The perils of being “too quick to click”…
We have all gotten them – those familiar looking emails from banks, facebook, twitter, that all turn out to be less than genuine. The tactics that they use are things designed to make you act quickly : someone has compromised your account, someone made a withdraw, YOU have cancelled your facebook account. These outrageous claims are designed to make you want to correct the problem IMMEDIATELY. That is exactly what these ne’er-do-wells are seeking to do, get you to CLICK HERE before you think.
I am an advocate of knowledge. To quote a movie icon, “knowledge is good”. Unfortunately, the evil people of this world watched another movie quoting that “greed is good”. Knowledge will win in this arena.
When I showed an email to someone this morning, she made the comment “If these criminals ever get to the place where their English is good, then how will people know they are being scammed?”
It is a good question. There are still some good indicators that will tell you, and there are some FINE rules that you should employ. They may seem like common sense, but to be honest, good sense is not common – it only seems that way if you are sensible in the arena being analyzed. You would not want to rely on my common sense in a brain surgery scenario.

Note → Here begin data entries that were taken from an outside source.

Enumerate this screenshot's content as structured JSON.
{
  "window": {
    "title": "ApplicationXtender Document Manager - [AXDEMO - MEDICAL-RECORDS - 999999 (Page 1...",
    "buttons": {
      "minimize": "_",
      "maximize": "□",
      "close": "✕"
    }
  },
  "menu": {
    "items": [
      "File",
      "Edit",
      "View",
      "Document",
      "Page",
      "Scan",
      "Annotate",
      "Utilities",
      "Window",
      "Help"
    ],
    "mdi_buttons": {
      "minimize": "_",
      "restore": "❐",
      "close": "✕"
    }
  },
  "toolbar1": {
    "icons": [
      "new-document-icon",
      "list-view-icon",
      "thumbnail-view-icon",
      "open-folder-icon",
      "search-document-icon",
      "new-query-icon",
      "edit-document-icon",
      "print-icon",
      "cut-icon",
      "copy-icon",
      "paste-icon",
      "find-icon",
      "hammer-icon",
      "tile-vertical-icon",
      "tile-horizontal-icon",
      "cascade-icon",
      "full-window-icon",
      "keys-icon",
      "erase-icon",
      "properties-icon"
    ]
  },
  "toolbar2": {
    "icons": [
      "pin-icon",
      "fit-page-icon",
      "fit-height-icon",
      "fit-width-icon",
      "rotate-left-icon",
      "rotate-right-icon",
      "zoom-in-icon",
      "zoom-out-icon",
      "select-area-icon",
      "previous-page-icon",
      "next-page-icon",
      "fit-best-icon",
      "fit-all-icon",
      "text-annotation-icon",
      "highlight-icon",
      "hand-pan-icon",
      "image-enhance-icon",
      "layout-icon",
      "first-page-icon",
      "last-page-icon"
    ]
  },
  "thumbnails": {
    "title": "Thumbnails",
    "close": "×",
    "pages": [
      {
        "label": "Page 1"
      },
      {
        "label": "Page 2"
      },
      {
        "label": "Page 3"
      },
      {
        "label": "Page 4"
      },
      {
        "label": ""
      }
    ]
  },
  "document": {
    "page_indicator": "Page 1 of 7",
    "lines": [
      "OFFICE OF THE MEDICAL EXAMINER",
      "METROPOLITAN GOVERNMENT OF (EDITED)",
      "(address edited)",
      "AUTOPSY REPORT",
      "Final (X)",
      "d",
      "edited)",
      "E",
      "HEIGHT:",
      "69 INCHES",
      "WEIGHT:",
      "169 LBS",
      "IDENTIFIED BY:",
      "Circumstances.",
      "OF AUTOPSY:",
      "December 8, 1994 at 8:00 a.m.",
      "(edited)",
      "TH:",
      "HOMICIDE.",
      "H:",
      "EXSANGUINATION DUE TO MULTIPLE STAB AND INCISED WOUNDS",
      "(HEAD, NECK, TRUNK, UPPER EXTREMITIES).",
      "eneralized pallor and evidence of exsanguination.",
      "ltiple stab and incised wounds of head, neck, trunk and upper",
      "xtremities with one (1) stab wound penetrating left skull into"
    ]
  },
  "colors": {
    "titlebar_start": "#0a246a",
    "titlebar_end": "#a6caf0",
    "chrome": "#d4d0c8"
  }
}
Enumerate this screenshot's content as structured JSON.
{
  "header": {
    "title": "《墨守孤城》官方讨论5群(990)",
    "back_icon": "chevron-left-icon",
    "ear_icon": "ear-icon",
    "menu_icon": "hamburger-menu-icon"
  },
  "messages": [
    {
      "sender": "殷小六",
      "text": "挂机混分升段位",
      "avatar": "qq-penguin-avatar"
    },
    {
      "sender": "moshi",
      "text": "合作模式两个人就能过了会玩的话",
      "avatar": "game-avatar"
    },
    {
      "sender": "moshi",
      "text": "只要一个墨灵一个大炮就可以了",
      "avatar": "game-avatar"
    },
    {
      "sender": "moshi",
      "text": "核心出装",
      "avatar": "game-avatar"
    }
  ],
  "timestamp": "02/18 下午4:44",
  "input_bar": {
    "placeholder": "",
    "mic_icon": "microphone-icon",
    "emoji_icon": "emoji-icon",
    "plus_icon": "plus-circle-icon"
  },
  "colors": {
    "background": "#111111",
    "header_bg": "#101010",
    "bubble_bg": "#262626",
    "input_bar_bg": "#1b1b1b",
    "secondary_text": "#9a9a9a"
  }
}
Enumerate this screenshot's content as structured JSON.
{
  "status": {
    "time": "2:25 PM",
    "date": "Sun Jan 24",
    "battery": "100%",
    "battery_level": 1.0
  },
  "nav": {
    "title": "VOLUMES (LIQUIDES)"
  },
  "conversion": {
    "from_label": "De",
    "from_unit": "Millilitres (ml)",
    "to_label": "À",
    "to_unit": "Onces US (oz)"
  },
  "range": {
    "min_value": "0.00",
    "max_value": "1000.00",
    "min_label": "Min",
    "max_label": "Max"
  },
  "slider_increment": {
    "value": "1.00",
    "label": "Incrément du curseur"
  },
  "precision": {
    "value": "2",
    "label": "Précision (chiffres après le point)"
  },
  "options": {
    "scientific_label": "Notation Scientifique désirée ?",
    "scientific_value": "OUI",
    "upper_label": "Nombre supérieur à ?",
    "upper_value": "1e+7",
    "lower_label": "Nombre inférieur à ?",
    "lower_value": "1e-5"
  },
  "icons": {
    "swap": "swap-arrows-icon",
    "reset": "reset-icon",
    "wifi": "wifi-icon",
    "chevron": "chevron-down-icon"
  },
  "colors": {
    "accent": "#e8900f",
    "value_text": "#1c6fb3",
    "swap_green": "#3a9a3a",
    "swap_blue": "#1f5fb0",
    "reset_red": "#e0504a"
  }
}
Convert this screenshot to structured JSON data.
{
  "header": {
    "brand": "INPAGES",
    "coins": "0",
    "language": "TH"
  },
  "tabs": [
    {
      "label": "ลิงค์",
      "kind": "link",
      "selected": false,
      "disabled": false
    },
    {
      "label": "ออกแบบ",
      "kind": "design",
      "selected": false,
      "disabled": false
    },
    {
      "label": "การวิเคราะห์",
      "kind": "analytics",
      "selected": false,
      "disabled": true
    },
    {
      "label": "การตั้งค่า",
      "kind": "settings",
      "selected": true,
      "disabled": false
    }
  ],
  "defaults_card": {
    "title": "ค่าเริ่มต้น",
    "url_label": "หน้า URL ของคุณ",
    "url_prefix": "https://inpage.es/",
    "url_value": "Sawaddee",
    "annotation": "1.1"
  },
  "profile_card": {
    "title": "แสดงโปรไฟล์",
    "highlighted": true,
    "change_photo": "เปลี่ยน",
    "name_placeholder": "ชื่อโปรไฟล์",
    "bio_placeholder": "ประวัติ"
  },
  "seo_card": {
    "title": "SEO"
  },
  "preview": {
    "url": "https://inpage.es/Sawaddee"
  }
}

- NEVER respond to an email from your bank. Call them. Do NOT use the provided phone number in the email. It is on the back of your credit card, AND information (411) has the branch number.
- ALWAYS look at the FROM and TO addresses. It if is from firstname.lastname@example.org, then it should be avoided. The good ones will try email@example.com ß this is NOT an address at facebook. ALWAYS read the address from right to left. The last two items are the domain it came from. In this instance – EURO.NET – they can put anything that they want to add to the left of the domain. So just because it has the word facebook in it, that means nothing.
- Look at the TO address. Is it yours ?? If it isn’t, discard it.
- Check the grammar – many of these emails are poorly written. You may not have gotten an A in English, but these are pretty hard to miss. “You account have be disabled” is not something you would expect from your vendor. If they really write this way, move your money.
- IF there is a link in a suspicious email, don’t use it. It takes only a minute to look up the correct address of the institution in question.
- And finally, if you WERE really related to a Royal Family in Africa, you would have heard about it by now … don’t fall victim to bank transfers and the promise of instant wealth.
So there you have it, a small dose of “common sense”… don’t feel bad if you didn’t know it before, instead be happy that you do now !!